WHAT IS NEEDED:
With the images left out, print every entry that follows exactly.

(MATERIAL SUPPLIED Opens)

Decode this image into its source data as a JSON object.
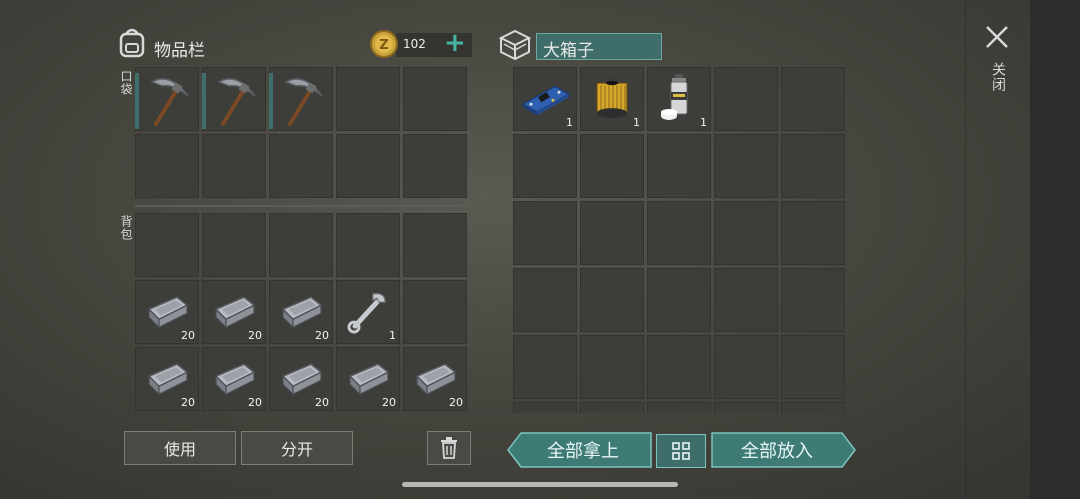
{
  "inventory": {
    "title": "物品栏",
    "coins": "102",
    "plus": "+",
    "pocket_label": "口袋",
    "backpack_label": "背包",
    "pocket_slots": [
      {
        "item": "pickaxe",
        "qty": ""
      },
      {
        "item": "pickaxe",
        "qty": ""
      },
      {
        "item": "pickaxe",
        "qty": ""
      },
      {
        "item": "",
        "qty": ""
      },
      {
        "item": "",
        "qty": ""
      },
      {
        "item": "",
        "qty": ""
      },
      {
        "item": "",
        "qty": ""
      },
      {
        "item": "",
        "qty": ""
      },
      {
        "item": "",
        "qty": ""
      },
      {
        "item": "",
        "qty": ""
      }
    ],
    "backpack_slots": [
      {
        "item": "",
        "qty": ""
      },
      {
        "item": "",
        "qty": ""
      },
      {
        "item": "",
        "qty": ""
      },
      {
        "item": "",
        "qty": ""
      },
      {
        "item": "",
        "qty": ""
      },
      {
        "item": "iron-ingot",
        "qty": "20"
      },
      {
        "item": "iron-ingot",
        "qty": "20"
      },
      {
        "item": "iron-ingot",
        "qty": "20"
      },
      {
        "item": "wrench",
        "qty": "1"
      },
      {
        "item": "",
        "qty": ""
      },
      {
        "item": "iron-ingot",
        "qty": "20"
      },
      {
        "item": "iron-ingot",
        "qty": "20"
      },
      {
        "item": "iron-ingot",
        "qty": "20"
      },
      {
        "item": "iron-ingot",
        "qty": "20"
      },
      {
        "item": "iron-ingot",
        "qty": "20"
      }
    ],
    "use_label": "使用",
    "split_label": "分开"
  },
  "chest": {
    "title": "大箱子",
    "slots": [
      {
        "item": "circuit-board",
        "qty": "1"
      },
      {
        "item": "oil-filter",
        "qty": "1"
      },
      {
        "item": "spray-can",
        "qty": "1"
      }
    ],
    "take_all_label": "全部拿上",
    "put_all_label": "全部放入"
  },
  "close_label": "关闭",
  "colors": {
    "teal": "#3f7b76",
    "slot": "#3d3e3a"
  }
}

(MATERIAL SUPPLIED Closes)

RESPONSE FOR THIS EXERCISE:
Decode this image into its source data as a JSON object.
{
  "inventory": {
    "title": "物品栏",
    "coins": "102",
    "plus": "+",
    "pocket_label": "口袋",
    "backpack_label": "背包",
    "pocket_slots": [
      {
        "item": "pickaxe",
        "qty": ""
      },
      {
        "item": "pickaxe",
        "qty": ""
      },
      {
        "item": "pickaxe",
        "qty": ""
      },
      {
        "item": "",
        "qty": ""
      },
      {
        "item": "",
        "qty": ""
      },
      {
        "item": "",
        "qty": ""
      },
      {
        "item": "",
        "qty": ""
      },
      {
        "item": "",
        "qty": ""
      },
      {
        "item": "",
        "qty": ""
      },
      {
        "item": "",
        "qty": ""
      }
    ],
    "backpack_slots": [
      {
        "item": "",
        "qty": ""
      },
      {
        "item": "",
        "qty": ""
      },
      {
        "item": "",
        "qty": ""
      },
      {
        "item": "",
        "qty": ""
      },
      {
        "item": "",
        "qty": ""
      },
      {
        "item": "iron-ingot",
        "qty": "20"
      },
      {
        "item": "iron-ingot",
        "qty": "20"
      },
      {
        "item": "iron-ingot",
        "qty": "20"
      },
      {
        "item": "wrench",
        "qty": "1"
      },
      {
        "item": "",
        "qty": ""
      },
      {
        "item": "iron-ingot",
        "qty": "20"
      },
      {
        "item": "iron-ingot",
        "qty": "20"
      },
      {
        "item": "iron-ingot",
        "qty": "20"
      },
      {
        "item": "iron-ingot",
        "qty": "20"
      },
      {
        "item": "iron-ingot",
        "qty": "20"
      }
    ],
    "use_label": "使用",
    "split_label": "分开"
  },
  "chest": {
    "title": "大箱子",
    "slots": [
      {
        "item": "circuit-board",
        "qty": "1"
      },
      {
        "item": "oil-filter",
        "qty": "1"
      },
      {
        "item": "spray-can",
        "qty": "1"
      }
    ],
    "take_all_label": "全部拿上",
    "put_all_label": "全部放入"
  },
  "close_label": "关闭",
  "colors": {
    "teal": "#3f7b76",
    "slot": "#3d3e3a"
  }
}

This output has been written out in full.